The opinion of the court was delivered by: GOETTEL
All the major parties to this wrongful death litigation have filed motions to amend the judgment in these cases.
The plaintiff has also moved for a new trial. the various motions raise numerous issues. Many of these issues were debated at length during the trial and need not be repeated.
Others are completely frivolous.
Some are humorous.
Still other are immaterial.
There are a few issues, however, that deserve some comment.
A. Motion for a New Trial -- Calculation of Future Damages
The plaintiff moves for a new trial because of claimed prejudicial error in this Court's instructions to the jury on the calculation of future damages.
The plaintiff presented an economic "expert" who began by computing the decedent's anticipated future earnings based on a number of debatable assumptions.
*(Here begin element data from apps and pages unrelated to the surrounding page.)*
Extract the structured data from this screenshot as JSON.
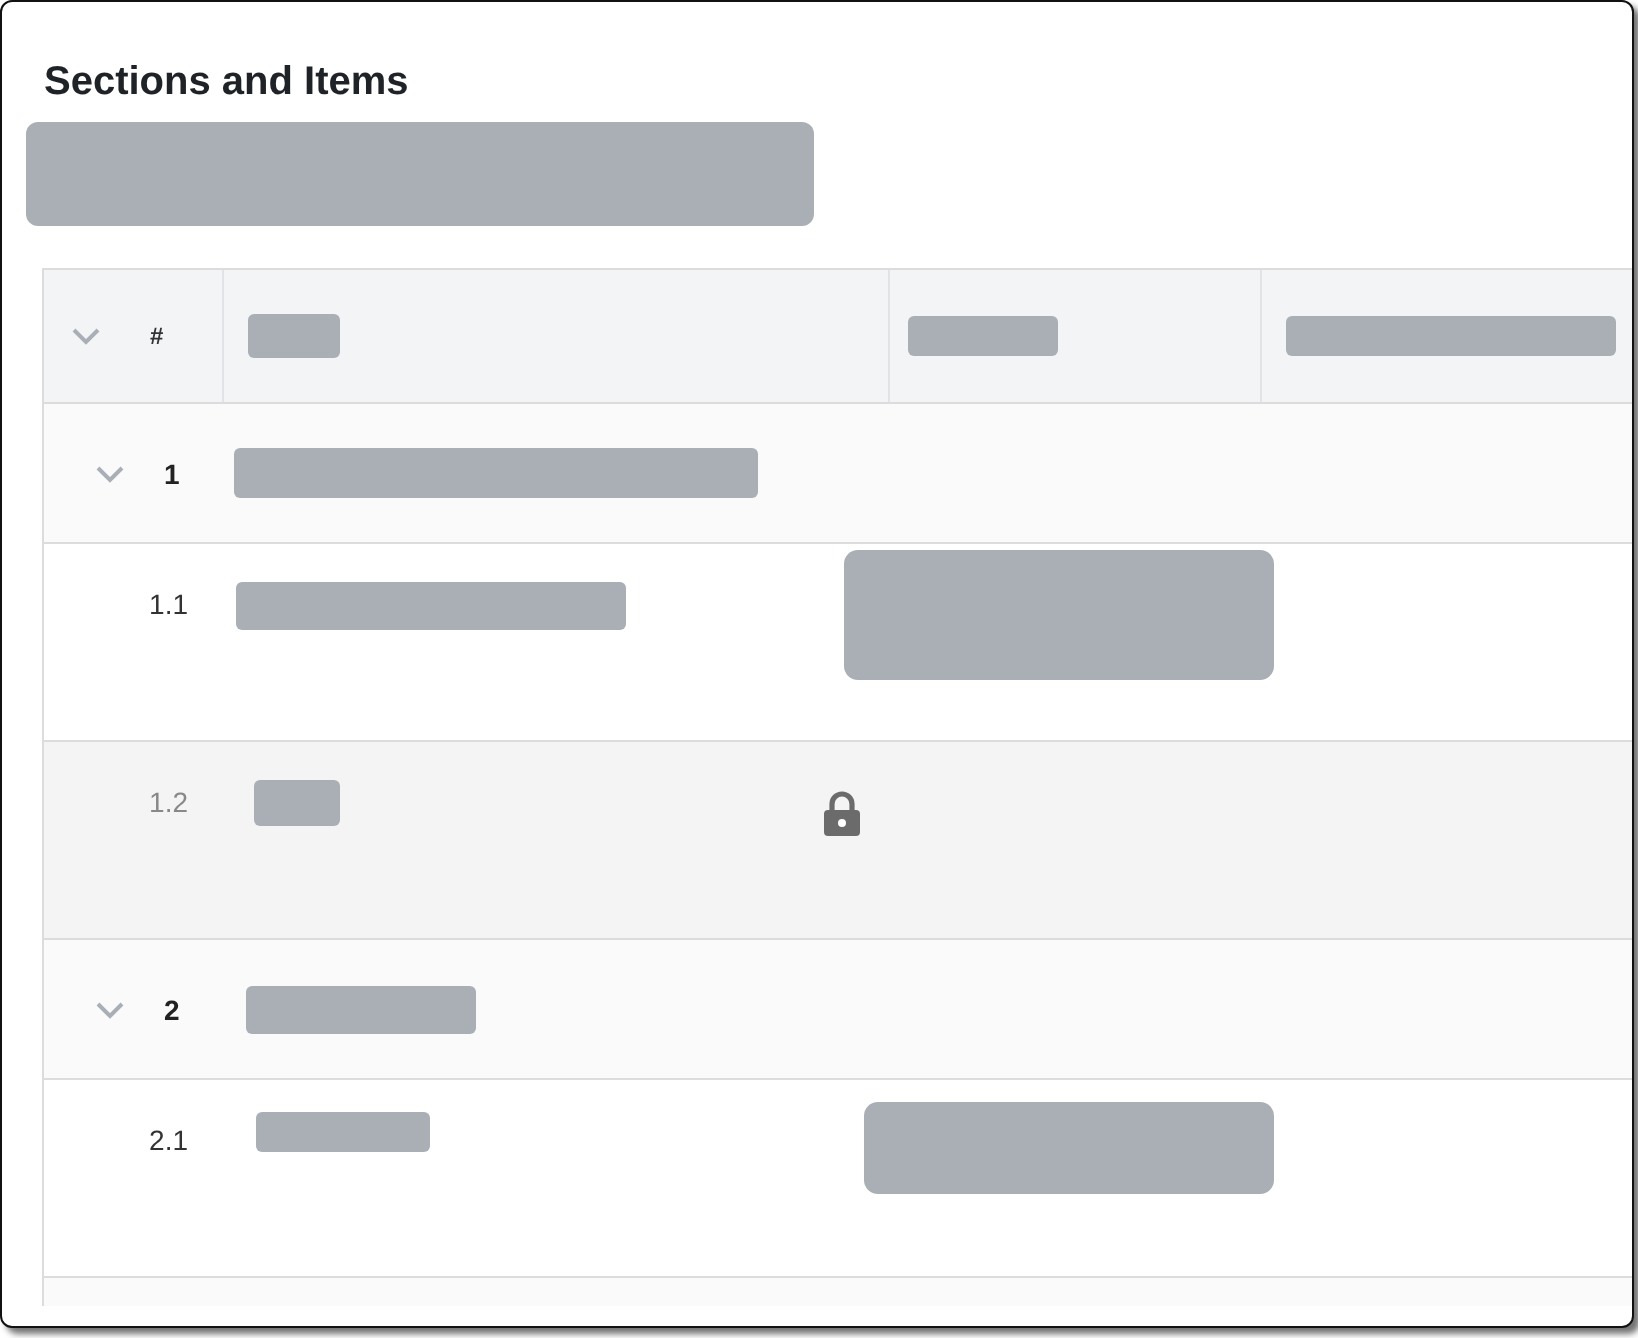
{
  "title": "Sections and Items",
  "table": {
    "header": {
      "number_label": "#"
    },
    "sections": [
      {
        "number": "1",
        "expanded": true,
        "children": [
          {
            "number": "1.1",
            "locked": false
          },
          {
            "number": "1.2",
            "locked": true
          }
        ]
      },
      {
        "number": "2",
        "expanded": true,
        "children": [
          {
            "number": "2.1",
            "locked": false
          }
        ]
      }
    ]
  }
}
Even accepting these assumptions, it was clear that the total figure was enormously exaggerated. At the time of his death, Albert Woodling was a young accountant making a modest salary. Based on current dollars, the plaintiff's expert was estimating that the decedent's final salary would be well up into six figures. The "expert" was repeatedly prodded by defense counsel and the Court to reconsider his arithmetic. He declined to do so, claiming he needed a computer to make his calculations, rather than the calculator proffered to him in court. At the conclusion of the court day, he returned to his office and worked with his computer. The next day, he confessed sheepishly that he had made a mathematical error of future lost earnings of almost a million dollars! (He blamed this error on an associate's computer input.)
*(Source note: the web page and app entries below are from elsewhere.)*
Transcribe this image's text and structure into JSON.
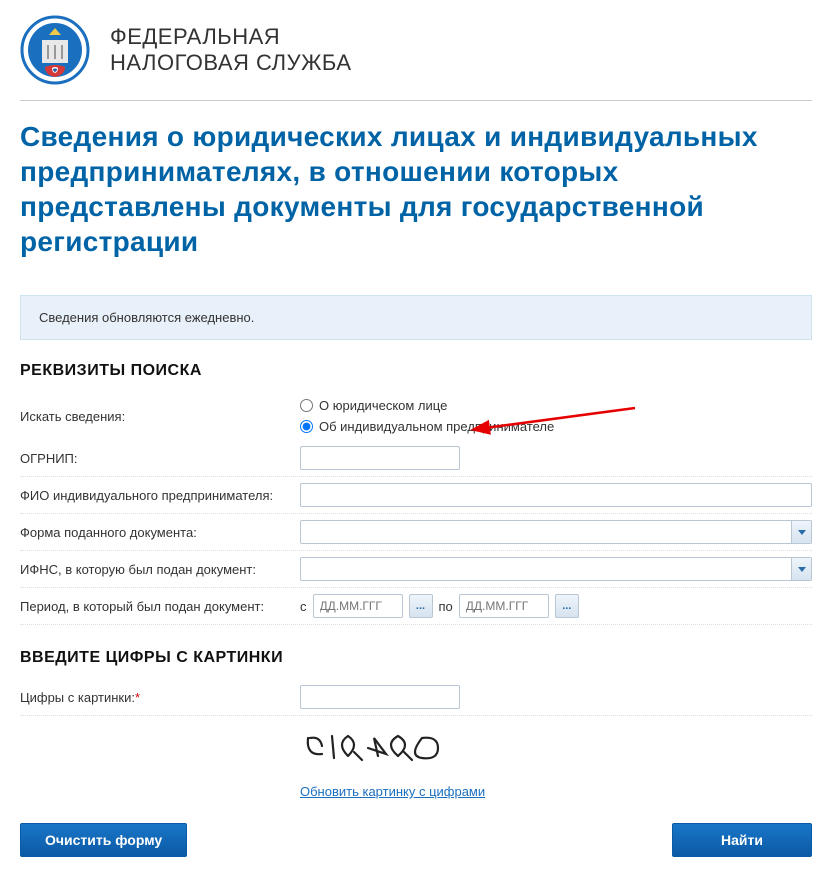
{
  "header": {
    "org_line1": "ФЕДЕРАЛЬНАЯ",
    "org_line2": "НАЛОГОВАЯ СЛУЖБА"
  },
  "page_title": "Сведения о юридических лицах и индивидуальных предпринимателях, в отношении которых представлены документы для государственной регистрации",
  "notice": "Сведения обновляются ежедневно.",
  "search": {
    "section_title": "РЕКВИЗИТЫ ПОИСКА",
    "labels": {
      "search_info": "Искать сведения:",
      "ogrnip": "ОГРНИП:",
      "fio": "ФИО индивидуального предпринимателя:",
      "doc_form": "Форма поданного документа:",
      "ifns": "ИФНС, в которую был подан документ:",
      "period": "Период, в который был подан документ:"
    },
    "radio": {
      "legal": "О юридическом лице",
      "individual": "Об индивидуальном предпринимателе"
    },
    "period": {
      "from": "с",
      "to": "по",
      "placeholder": "ДД.ММ.ГГГ",
      "picker_btn": "..."
    }
  },
  "captcha": {
    "section_title": "ВВЕДИТЕ ЦИФРЫ С КАРТИНКИ",
    "label": "Цифры с картинки:",
    "required": "*",
    "refresh_link": "Обновить картинку с цифрами",
    "image_value": "719490"
  },
  "buttons": {
    "clear": "Очистить форму",
    "find": "Найти"
  }
}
The plaintiff's expert declared that the true investment rate of return in the future would be only one percent. The evidence established that, at the present time, several safe, tax-free investments are yielding approximately seven percent. The evidence also established that the current inflation rate is only three and a fraction percent. Indeed, the plaintiff's expert acknowledged that there was no reason to assume a future inflation rate much in excess of four percent. Consequently, although the expert was predicting a future rate of one percent, the present true rate of return is approximately three to four percent.
The defendants called no economic experts. The Court, in its charge concerning the need for reducing future losses to current value, noted that the Court of Appeals for this Circuit, based on its analysis of long term historical figures, has suggested that the real investment return rate has averged one and one-half to two percent a year. However, the charge also emphasized that the figures vary from time to time, depending on economic conditions, and that the jury was responsible for determining the correct figure in reducing the future damages to present value.
The plaintiff contends that this was prejudicial and reversible error, requiring a new trial. The plaintiff argues that the only evidence was her expert's opinion and that the jury was, therefore, compelled to accept, and should have been instructed to accept, a figure of one percent as the true long term future investment return rate.
We view the expert's opinion as a prediction, rather than as "evidence" in the true sense. The prediction made by the plaintiff's expert was contrary to the existing evidence of a present three to four percent rate, as well as the Second Circuit's holdings as to what the unimpeachable historical facts demonstrate. A jury is entitled to exercise its independent judgment even if opinion testimony is uncontradicted. Sartor v. Arkansas Natural Gas Corp., 321 U.S. 620, 627-28, 88 L. Ed. 967, 64 S. Ct. 724 (1944); Commercial Casualty Insurance Co. v. Roman, 269 N.Y. 451, 456-57, 199 N.E. 658 (1936).
In the federal system, the trial judge bears a heavy responsibility for seeing that a jury is not misled by questionable testimony. The Second Circuit has made it clear that district courts are obligated to prevent juries from being unduly influenced by economic experts who expound unreasonable computations of economic losses. We must do this by carefully instructing the jury before it considers improper evidence, rather than by reducing excessive verdicts after trial. See Shu-Tao Lin v. McDonnell Douglas Corp., 742 F.2d 45, 49 (2d Cir. 1984).
Chief Judge Weinstein, of the Eastern District of New York, recently discussed this duty of a federal trial judge in an address delivered at the Federal Bar Council Law Day Dinner in New York City. Upon being awarded the Learned Hand Medal for Excellence in Federal Jurisprudence, Judge Weinstein recalled Learned Hand's 1901 paper entitled, "Historical and Practical Considerations Regarding Expert Testimony." Hand had reflected on quandries that still confront federal trial judges, e.g., the ability of lay juries to evaluate evidence in fields as to which they are ignorant. After noting several solutions proposed by Judge Hand, Judge Weinstein concluded, "I support Hand's view that courts have the responsibility to prevent charlatans from overwhelming lay juries with hysteria and misleading pseudo-science." N.Y.L.J., May 2, 1986, at 3, col. 1. This Court's instructions in this case did no more than that. The instructions as a whole were proper and accurate. The plaintiff's assumption that the Court's instructions on reducing future damages to present value were responsible for an inadequate verdict is, at best, speculation, and, at worst, an attempt to avoid responsibility for presenting highly inaccurate and dubious expert testimony. The motion for a new trial is, therefore, denied.
B. Motions to Amend Judgment -- ...